> **What the task requires**: Write each line below back out exactly, omitting its pictures.

> **Data extract**:
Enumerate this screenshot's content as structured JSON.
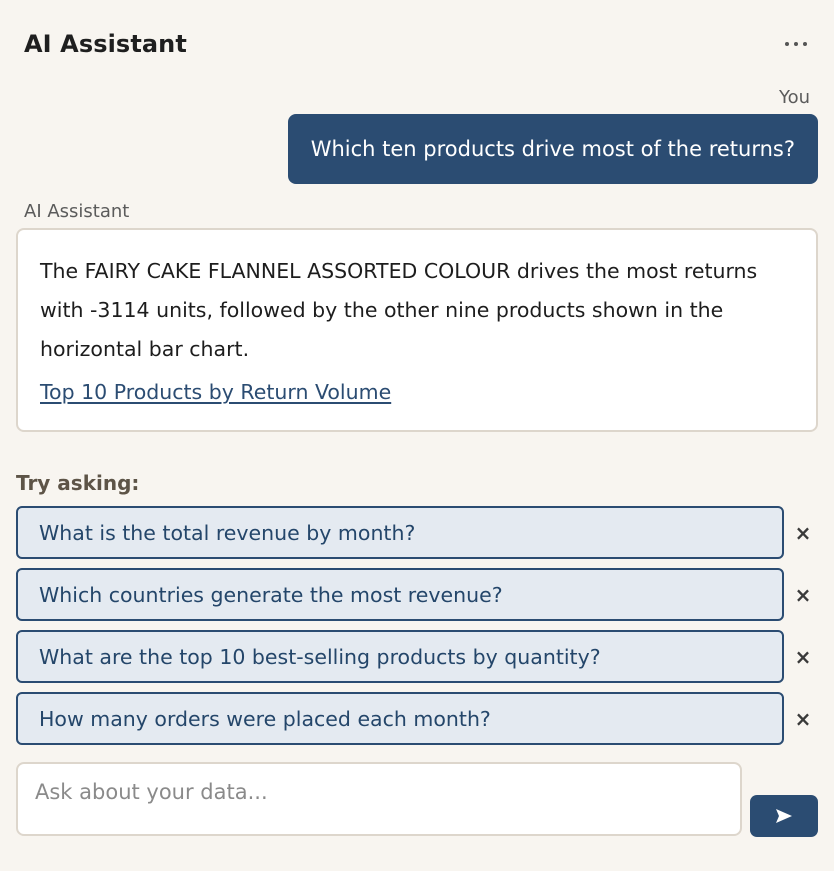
{
  "header": {
    "title": "AI Assistant",
    "menu_icon": "more-horizontal-icon"
  },
  "conversation": {
    "user": {
      "label": "You",
      "message": "Which ten products drive most of the returns?"
    },
    "assistant": {
      "label": "AI Assistant",
      "message": "The FAIRY CAKE FLANNEL ASSORTED COLOUR drives the most returns with -3114 units, followed by the other nine products shown in the horizontal bar chart.",
      "link": "Top 10 Products by Return Volume"
    }
  },
  "suggestions": {
    "label": "Try asking:",
    "items": [
      "What is the total revenue by month?",
      "Which countries generate the most revenue?",
      "What are the top 10 best-selling products by quantity?",
      "How many orders were placed each month?"
    ],
    "dismiss_glyph": "×"
  },
  "composer": {
    "placeholder": "Ask about your data...",
    "value": "",
    "send_icon": "send-arrow-icon"
  },
  "colors": {
    "primary": "#2b4c72",
    "background": "#f8f5f0",
    "suggestion_bg": "#e4eaf1",
    "border": "#ddd6cc"
  }
}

> **Completed exercise**:
Enumerate this screenshot's content as structured JSON.
{
  "header": {
    "title": "AI Assistant",
    "menu_icon": "more-horizontal-icon"
  },
  "conversation": {
    "user": {
      "label": "You",
      "message": "Which ten products drive most of the returns?"
    },
    "assistant": {
      "label": "AI Assistant",
      "message": "The FAIRY CAKE FLANNEL ASSORTED COLOUR drives the most returns with -3114 units, followed by the other nine products shown in the horizontal bar chart.",
      "link": "Top 10 Products by Return Volume"
    }
  },
  "suggestions": {
    "label": "Try asking:",
    "items": [
      "What is the total revenue by month?",
      "Which countries generate the most revenue?",
      "What are the top 10 best-selling products by quantity?",
      "How many orders were placed each month?"
    ],
    "dismiss_glyph": "×"
  },
  "composer": {
    "placeholder": "Ask about your data...",
    "value": "",
    "send_icon": "send-arrow-icon"
  },
  "colors": {
    "primary": "#2b4c72",
    "background": "#f8f5f0",
    "suggestion_bg": "#e4eaf1",
    "border": "#ddd6cc"
  }
}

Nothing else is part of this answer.